But every police district should have a drone.

They'd be useful looking for missing people, in car chases, in armed offenders callouts, as a deterrent in mob situations, and in checking to see how long the queue is at McDonald's.

Imagine a drone at the Jan Molenaar standoff in Napier three years ago, or Aromoana 22 years ago.

I have nothing against police using as much new technology as they can . . . because the crims are.

North Shore police are using Facebook to identify naughty people caught on camera. Excellent.

Again, every police district should have such a page.

Nationally, police have used Facebook to look for runaway teens, with great success.

With smartphones today everyone is a potential evidence gatherer, and police should be proactive in inviting photos, audio and video from members of the public.

Sure, it would have to be verified, but it could be a great starting point to investigations.

The frontline of policing could be undergoing a face change . . . to pimply faced people sitting in front of a computer screen.

Nothing wrong with that.

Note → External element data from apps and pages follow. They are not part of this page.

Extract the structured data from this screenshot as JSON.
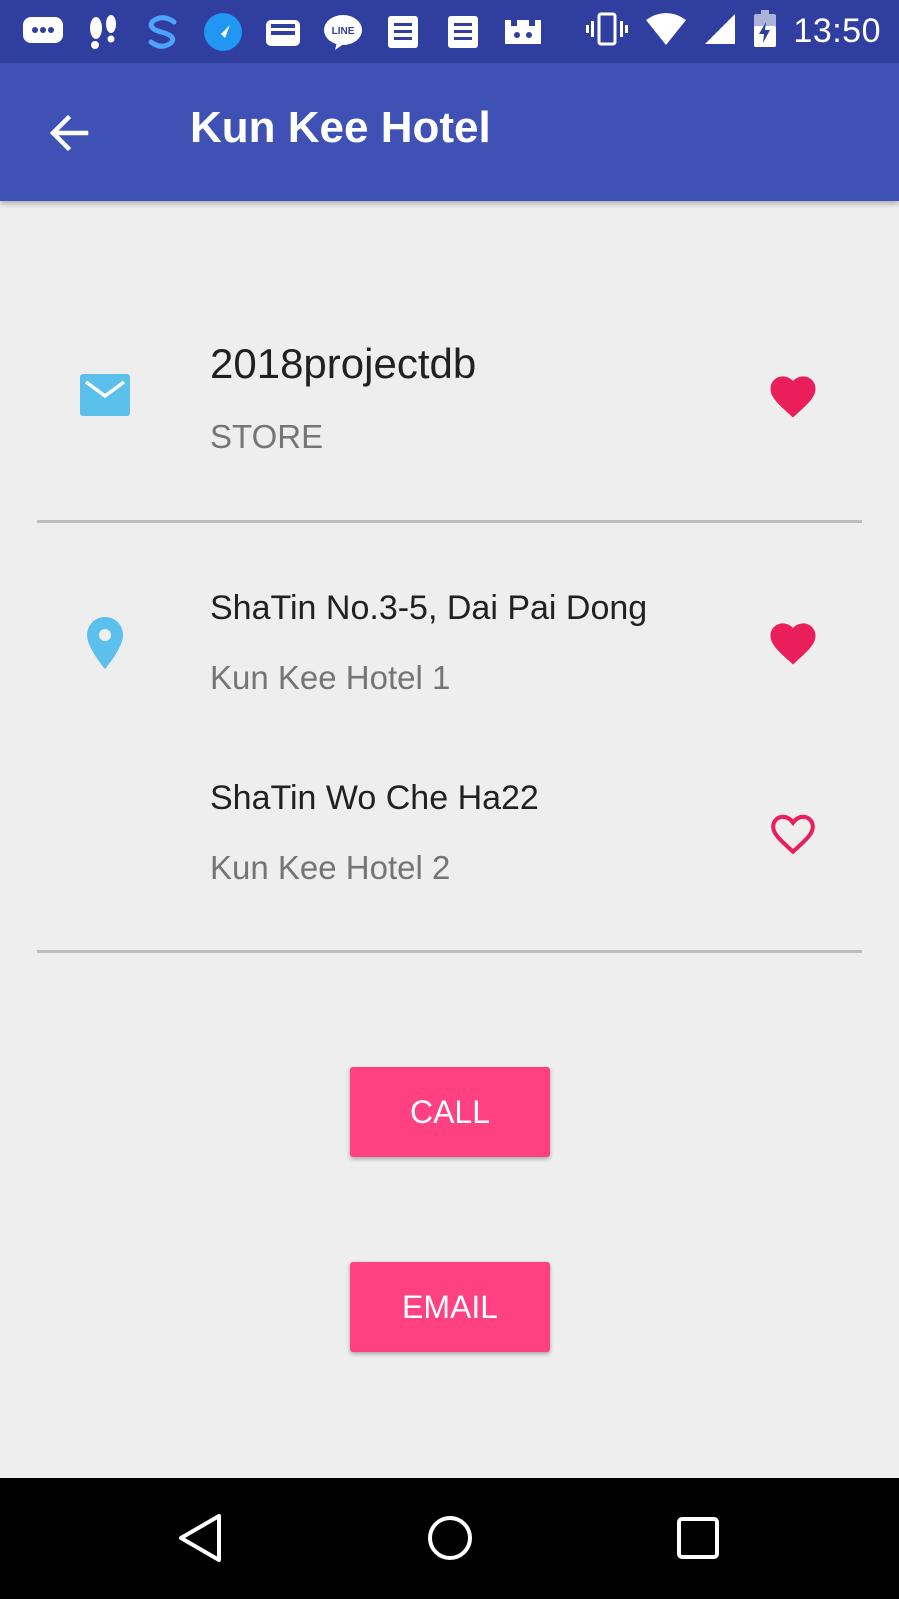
{
  "status_bar": {
    "time": "13:50",
    "left_icons": [
      "chat-bubble-icon",
      "footprints-icon",
      "s-app-icon",
      "rocket-icon",
      "inbox-icon",
      "line-app-icon",
      "document-icon",
      "document-icon",
      "castle-icon"
    ],
    "right_icons": [
      "vibrate-icon",
      "wifi-icon",
      "cell-signal-icon",
      "battery-charging-icon"
    ]
  },
  "app_bar": {
    "title": "Kun Kee Hotel"
  },
  "store": {
    "name": "2018projectdb",
    "type": "STORE",
    "favorited": true
  },
  "locations": [
    {
      "address": "ShaTin No.3-5, Dai Pai Dong",
      "name": "Kun Kee Hotel 1",
      "favorited": true
    },
    {
      "address": "ShaTin Wo Che Ha22",
      "name": "Kun Kee Hotel 2",
      "favorited": false
    }
  ],
  "actions": {
    "call_label": "CALL",
    "email_label": "EMAIL"
  },
  "colors": {
    "primary": "#3f51b5",
    "primary_dark": "#303f9f",
    "accent": "#ff4081",
    "heart": "#e91e5a",
    "icon_blue": "#5bc0eb"
  }
}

And there's a simple way to stop any of this becoming an issue.

Don't break the law.

The Timaru Herald